Researchers have discovered an agent that may stop osteosarcoma in its tracks and keep this bone cancer from metastasizing to the lung, an event that can be deadly.
The molecule effectively prevented the cancer from spreading to the lungs in mice that had the disease.
"If your teen complains of bone pain, get it checked out."
Investigators at Georgetown Lombardi Comprehensive Cancer Center worked with this agent in an animal study. They found it blocks or stops a protein called "ezrin" that plays a critical role in the spread of osteosarcoma.
Results from this study were presented at the American Association of Cancer Research (AACR) Annual Meeting 2012, held March 31-April 4, 2012.
Osteosarcoma usually strikes youngsters during periods of rapid growth in the teenage years. It normally shows up in the shin, thigh or upper arm, and symptoms may be a bone fracture, limping or bone pain. The bone cancer also appears in people over the age of 60.

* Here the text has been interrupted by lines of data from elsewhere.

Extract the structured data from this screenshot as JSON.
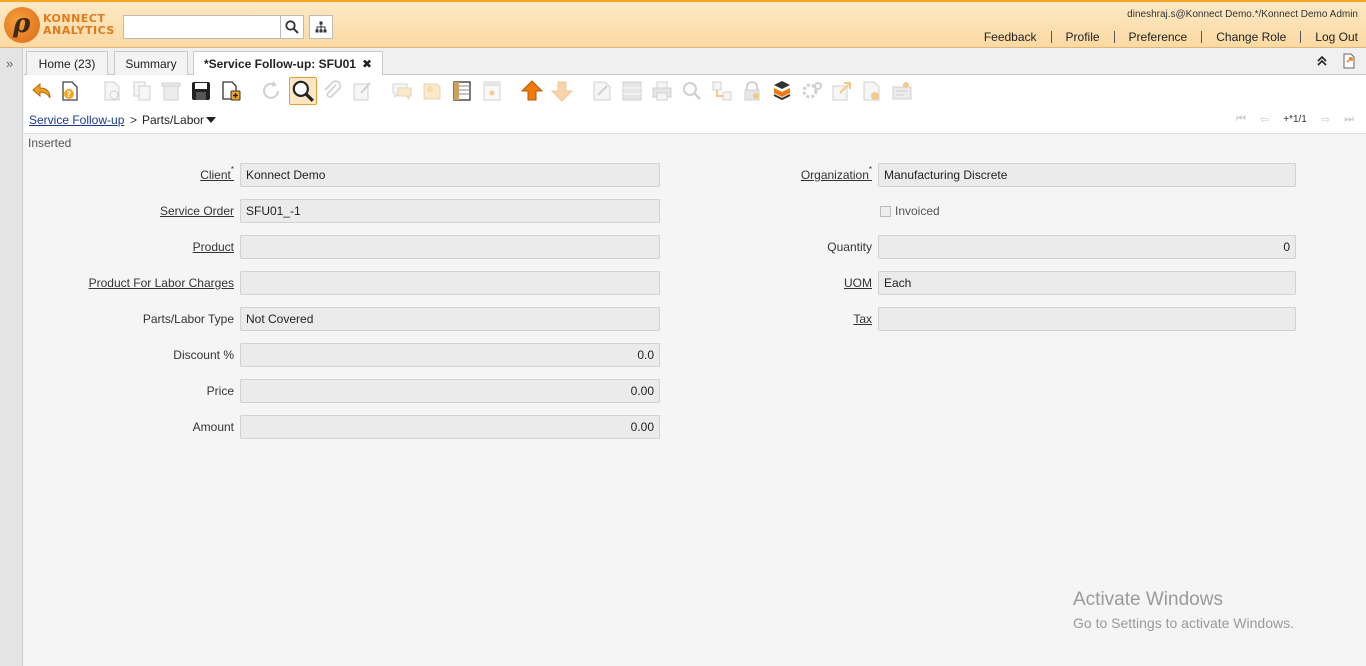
{
  "header": {
    "logo_line1": "KONNECT",
    "logo_line2": "ANALYTICS",
    "search_placeholder": "",
    "user": "dineshraj.s@Konnect Demo.*/Konnect Demo Admin",
    "links": [
      "Feedback",
      "Profile",
      "Preference",
      "Change Role",
      "Log Out"
    ]
  },
  "tabs": [
    {
      "label": "Home (23)"
    },
    {
      "label": "Summary"
    },
    {
      "label": "*Service Follow-up: SFU01",
      "close": "✖"
    }
  ],
  "breadcrumb": {
    "parent": "Service Follow-up",
    "separator": ">",
    "current": "Parts/Labor"
  },
  "record_nav": {
    "label": "+*1/1"
  },
  "form": {
    "status": "Inserted",
    "left": [
      {
        "label": "Client",
        "required": "*",
        "value": "Konnect Demo"
      },
      {
        "label": "Service Order",
        "value": "SFU01_-1"
      },
      {
        "label": "Product",
        "value": ""
      },
      {
        "label": "Product For Labor Charges",
        "value": ""
      },
      {
        "label": "Parts/Labor Type",
        "value": "Not Covered"
      },
      {
        "label": "Discount %",
        "value": "0.0"
      },
      {
        "label": "Price",
        "value": "0.00"
      },
      {
        "label": "Amount",
        "value": "0.00"
      }
    ],
    "right": {
      "organization": {
        "label": "Organization",
        "required": "*",
        "value": "Manufacturing Discrete"
      },
      "invoiced": {
        "label": "Invoiced",
        "checked": false
      },
      "quantity": {
        "label": "Quantity",
        "value": "0"
      },
      "uom": {
        "label": "UOM",
        "value": "Each"
      },
      "tax": {
        "label": "Tax",
        "value": ""
      }
    }
  },
  "watermark": {
    "line1": "Activate Windows",
    "line2": "Go to Settings to activate Windows."
  },
  "colors": {
    "accent": "#f5a623",
    "link": "#1a3a8a",
    "active_tab_border": "#e4a03b"
  }
}
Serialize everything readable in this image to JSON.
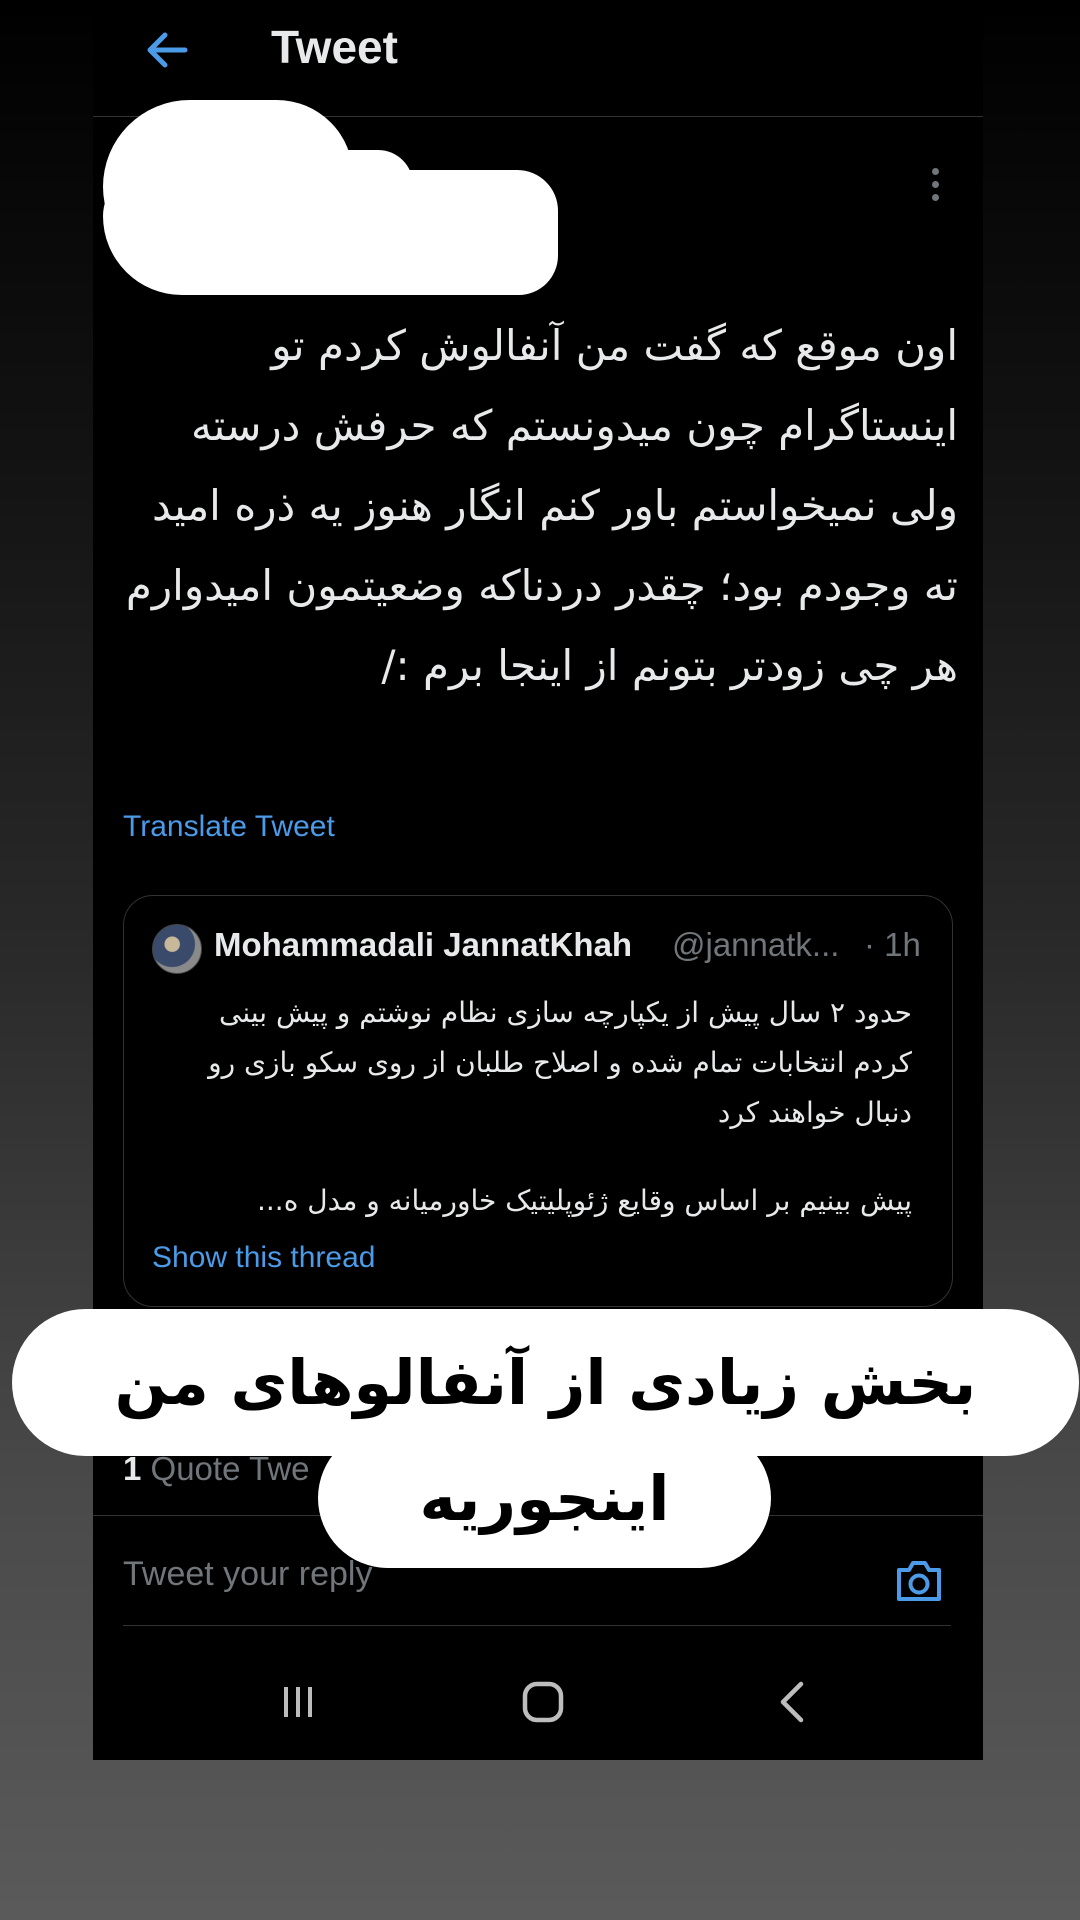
{
  "header": {
    "title": "Tweet"
  },
  "tweet": {
    "text": "اون موقع که گفت من آنفالوش کردم تو اینستاگرام چون میدونستم که حرفش درسته ولی نمیخواستم باور کنم انگار هنوز یه ذره امید ته وجودم بود؛ چقدر دردناکه وضعیتمون امیدوارم هر چی زودتر بتونم از اینجا برم :/",
    "translate_label": "Translate Tweet"
  },
  "quoted": {
    "name": "Mohammadali JannatKhah",
    "handle": "@jannatk...",
    "time": "· 1h",
    "text": "حدود ۲ سال پیش از یکپارچه سازی نظام نوشتم و پیش بینی کردم انتخابات تمام شده و اصلاح طلبان از روی سکو بازی رو دنبال خواهند کرد",
    "text_more": "پیش بینیم بر اساس وقایع ژئوپلیتیک خاورمیانه و مدل ه...",
    "thread_link": "Show this thread"
  },
  "stats": {
    "quote_count": "1",
    "quote_label": "Quote Twe"
  },
  "reply": {
    "placeholder": "Tweet your reply"
  },
  "caption": {
    "line1": "بخش زیادی از آنفالوهای من",
    "line2": "اینجوریه"
  },
  "colors": {
    "accent": "#4c9be8",
    "background": "#000000",
    "text": "#e7e9ea",
    "muted": "#71767b"
  },
  "icons": {
    "back": "arrow-left-icon",
    "more": "more-vertical-icon",
    "camera": "camera-icon",
    "nav_recent": "recent-apps-icon",
    "nav_home": "home-icon",
    "nav_back": "chevron-left-icon"
  }
}
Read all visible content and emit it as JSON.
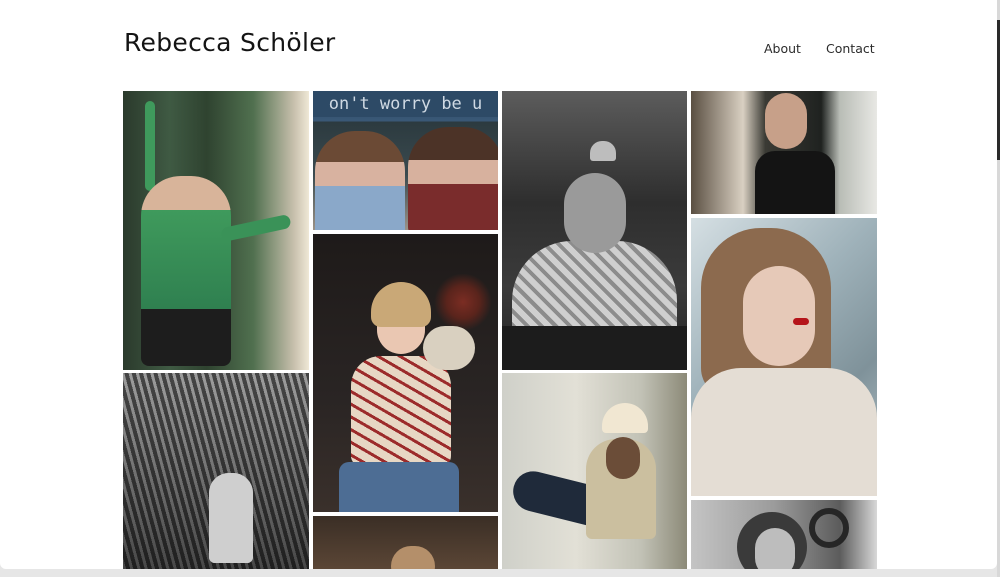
{
  "site": {
    "title": "Rebecca Schöler"
  },
  "nav": {
    "items": [
      {
        "label": "About"
      },
      {
        "label": "Contact"
      }
    ]
  },
  "gallery": {
    "photos": [
      {
        "name": "woman-green-curtain-photo",
        "caption": ""
      },
      {
        "name": "couple-street-photo",
        "sign_text": "on't worry be u"
      },
      {
        "name": "man-at-table-photo",
        "caption": ""
      },
      {
        "name": "boy-by-window-photo",
        "caption": ""
      },
      {
        "name": "woman-red-lips-photo",
        "caption": ""
      },
      {
        "name": "greenhouse-photo",
        "caption": ""
      },
      {
        "name": "woman-with-vase-photo",
        "caption": ""
      },
      {
        "name": "man-on-chair-photo",
        "caption": ""
      },
      {
        "name": "portrait-partial-photo",
        "caption": ""
      },
      {
        "name": "violinist-photo",
        "caption": ""
      }
    ]
  },
  "colors": {
    "background": "#ffffff",
    "text": "#141414",
    "nav_text": "#2b2b2b"
  }
}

"If we can prevent metastatic disease in osteosarcoma, we will significantly improve survival and quality of life for these patients," says the study's senior investigator, Aykut Üren, M.D., an associate professor of oncology, and of biochemistry and molecular & cellular biology at Georgetown Lombardi Comprehensive Cancer Center.
Researchers discovered a molecule that's works to block ezrin, which is found in many cells in the body, including cancer cells. The protein controls cell interaction, movement and survival in new locations.
Osteosarcoma cells that have a lot of ezrin are usually more aggressive and more likely to relocate to the lungs.
"Having too much ezrin makes it easier for cancer cells to move to the lungs and, once there, it gives these cells a growth advantage," explained Üren.
If the development of this ezrin inhibitor goes well, it could be useful in blocking the spread of other cancers, including breast, colon, ovarian and brain tumors, as well as melanoma and soft tissue sarcomas.
While researchers are enthusiastic about this discovery, Üren says that "we are far from our ultimate goal of using this in humans."
The study was funded by a peer reviewed grant from The Children's Cancer Foundation® of Baltimore, Md. and the Department of Defense.
Several of the scientists involved in this study are named as co-inventors on a patent application that has been filed by Georgetown University related to technology described in this abstract.